Categories




Testimonials

Great Service

* Exceptional customer services and a pleasure to do business with. Will gladly use Tekmart again and would highly recommend them.
Read More ->


Excellent Service

* The service I got from TEKMART and especially Peter, was way above my expectation. I was assisted with a part of one of our servers that not even...
Read More ->


Thanks

* Would wish to recommend the Tekmart team on an excellent service that we received last week. Our servers went down that also resulted in the VMs...
Read More ->


Brilliant Service

* We have a great relationship with Tekmart Africa for our enterprise hardware requirements. Their staff is made up of the highest caliber of...
Read More ->


3G/4G module

* Bought one of these notebook add-on modules from Tekmart Africa. Must admit was easier than i initially thought to install in the notebook once...
Read More ->


Cache Memory

Overview of Flash Based Write Cache

In flash-backed caching, a small battery or a capacitor bank is connected to the cache module. The data in the flash memory is then protected indefinitely, making FBWC the safer choice to use when available

Write-back caching is a technology used in disk storage to improve performance. It works by providing an amount of high-speed, volatile memory used to store data destined for non-volatile storage on relatively slow hard drives or solid state drives.

Write-back caching is particularly useful on traditional platter-based hard drives and RAID arrays where highly random write access is expected. It allows for writes to be buffered, masking the performance loss caused by hard drive seek latency. Data is stored in the high-speed cache and slowly flushed out to disk, giving the user much better response time when writing files to storage.

The major downside to using volatile memory for caching is that, in the event of a power failure, data in cache could be lost. File-systems and databases were told by the storage driver that their writes were completed, so they would have flushed their database logs and file journals, potentially leaving both corrupt.
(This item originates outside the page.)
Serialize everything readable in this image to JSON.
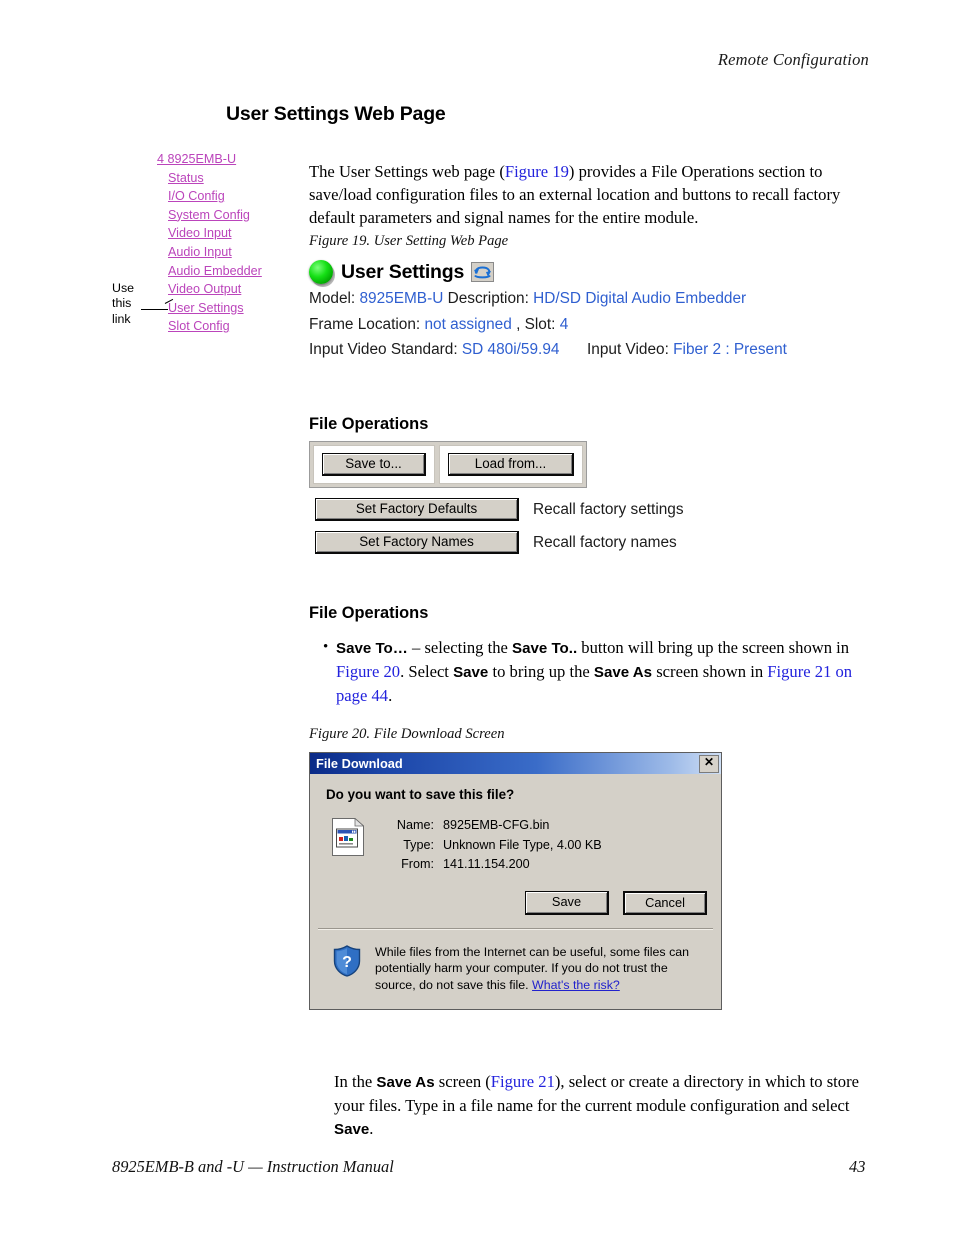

For this reason, most RAID controller cache modules support "battery backed" or "flash backed" write caching. These use batteries or capacitors to continue providing power to the volatile memory after the host loses power, protecting the data not yet written to disk.

In battery-backed caching, a large battery is connected directly to the cache module, often referred to as a "BBU"; a battery-backed unit. These BBUs have a finite amount of power and generally are designed to protect the data in the cache module for 24 to 48 hours. If the power is not restored to the module in this time, the data can be lost.

In flash-backed caching, a small battery or a capacitor bank is connected to the cache module. This powers the volatile cache long enough to copy it's contents to solid-state storage, which is not volatile. This "flash-backed" cache is often referred to as a "FBWC"; Flash-Backed Write Cache. The data in the flash memory is then protected indefinitely, making FBWC the safer choice to use when available.

Image result for cache memory diagram




Sorry we ran out!

Fill out this form and we will let you know when it comes back in stock

ABOUT SSL CERTIFICATES


Content

Mobicred



Get it on credit with a Mobicred account